1) Stress can play a role in distinguishing words, but it doesn't always. Two words are pronounced ['kwento] (the accent fails to distinguish them), and strings of phonemes don't always correspond to another word when we "move" the accent mark.

2) Stress applies very clearly and consistently to syllables. You may argue for "vowel phonemes", too, since the vowel at the nucleus is louder when stressed or softer when unstressed. Any set of words from the table will do for justifying your answer - you can see that the stressed syllable is always marked with a straight apostrophe, and we are comparing words by moving the stressed syllable.

Practice Exercise 5 (Syllables)

1) V (like ['e.ja]), VC (as in [es'pe.ɾo]), CV (as in [kon'ta.βas]), CVC (like [kon'ta.βas]), CCV (as in [es'tɾe.ja]), and CCVC (like ['floɾ]).

2) 26 out of the 35 syllables in the table above end in vowels, with 9 of 35 ending in consonants. A preliminary generalization: "Spanish prefers open syllables" or "the majority of Spanish syllables are open syllables".

3) 20 of the 35 syllables have the structure CV.

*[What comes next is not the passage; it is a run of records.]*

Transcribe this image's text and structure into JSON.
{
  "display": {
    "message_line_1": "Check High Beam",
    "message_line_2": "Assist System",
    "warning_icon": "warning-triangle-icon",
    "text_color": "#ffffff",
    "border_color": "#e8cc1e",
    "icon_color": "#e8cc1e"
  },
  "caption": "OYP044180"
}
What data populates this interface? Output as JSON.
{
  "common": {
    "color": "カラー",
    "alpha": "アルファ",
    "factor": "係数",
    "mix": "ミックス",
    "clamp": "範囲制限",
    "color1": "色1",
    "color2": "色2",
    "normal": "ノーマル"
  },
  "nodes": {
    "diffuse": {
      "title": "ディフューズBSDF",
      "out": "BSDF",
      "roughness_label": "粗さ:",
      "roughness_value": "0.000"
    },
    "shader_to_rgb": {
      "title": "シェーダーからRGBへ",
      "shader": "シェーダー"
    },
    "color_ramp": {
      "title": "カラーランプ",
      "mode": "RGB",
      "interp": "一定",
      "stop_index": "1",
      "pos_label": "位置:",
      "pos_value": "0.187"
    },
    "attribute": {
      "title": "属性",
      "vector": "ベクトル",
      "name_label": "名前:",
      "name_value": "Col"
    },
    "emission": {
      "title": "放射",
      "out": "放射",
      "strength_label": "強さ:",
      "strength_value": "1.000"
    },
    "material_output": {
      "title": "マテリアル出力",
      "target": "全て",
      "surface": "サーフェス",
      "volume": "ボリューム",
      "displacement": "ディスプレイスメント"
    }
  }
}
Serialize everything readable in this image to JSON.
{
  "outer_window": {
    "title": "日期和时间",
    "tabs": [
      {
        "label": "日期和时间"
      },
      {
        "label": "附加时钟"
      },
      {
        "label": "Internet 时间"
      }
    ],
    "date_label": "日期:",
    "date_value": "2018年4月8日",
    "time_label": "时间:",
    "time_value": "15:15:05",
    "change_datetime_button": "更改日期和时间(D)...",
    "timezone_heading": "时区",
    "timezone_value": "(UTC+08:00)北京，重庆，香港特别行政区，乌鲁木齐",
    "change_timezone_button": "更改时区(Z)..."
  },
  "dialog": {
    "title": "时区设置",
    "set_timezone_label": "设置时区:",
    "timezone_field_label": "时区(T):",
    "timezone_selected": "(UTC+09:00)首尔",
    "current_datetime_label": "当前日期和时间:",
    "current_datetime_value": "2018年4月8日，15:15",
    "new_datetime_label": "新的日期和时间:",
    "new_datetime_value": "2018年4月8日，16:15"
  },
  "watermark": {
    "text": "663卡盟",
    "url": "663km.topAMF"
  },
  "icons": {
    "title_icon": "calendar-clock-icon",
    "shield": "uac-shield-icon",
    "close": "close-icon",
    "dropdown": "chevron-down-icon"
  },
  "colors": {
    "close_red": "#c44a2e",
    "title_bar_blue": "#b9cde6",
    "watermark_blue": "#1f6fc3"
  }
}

4) All of syllables of the type CCV and CCVC have a plosive or affricative + liquid l or tap r.

Practice Exercise 6 (Environments & rules)

1)

Velarization of /n/
/n/ becomes [ŋ] between a vowel and a velar plosive

Velarization of /n/
[n] -> [ŋ] / [+vowel] __ [+velar, +plosive]
"[n] becomes [ŋ] in the environment where it is preceded by a vowel and followed by a velar plosive."

2) [eŋkana'da] and [uŋ'gato] confirm the rule. [eŋwate'mala] breaks the rule, since /w/ is not a plosive.

3) We can broaden the rule to account for /n/ before any velar consonant. Since the velar phonemes we identified include /g/ /k/ and /w/, this covers the example [eŋwate'mala] above:

Velarization of alveolar nasal (/n/)
[n] -> [ŋ] / [+vowel] __ [+velar, +consonant]
"[n] becomes [ŋ] in the environment where it is preceded by a vowel and followed by a velar consonant."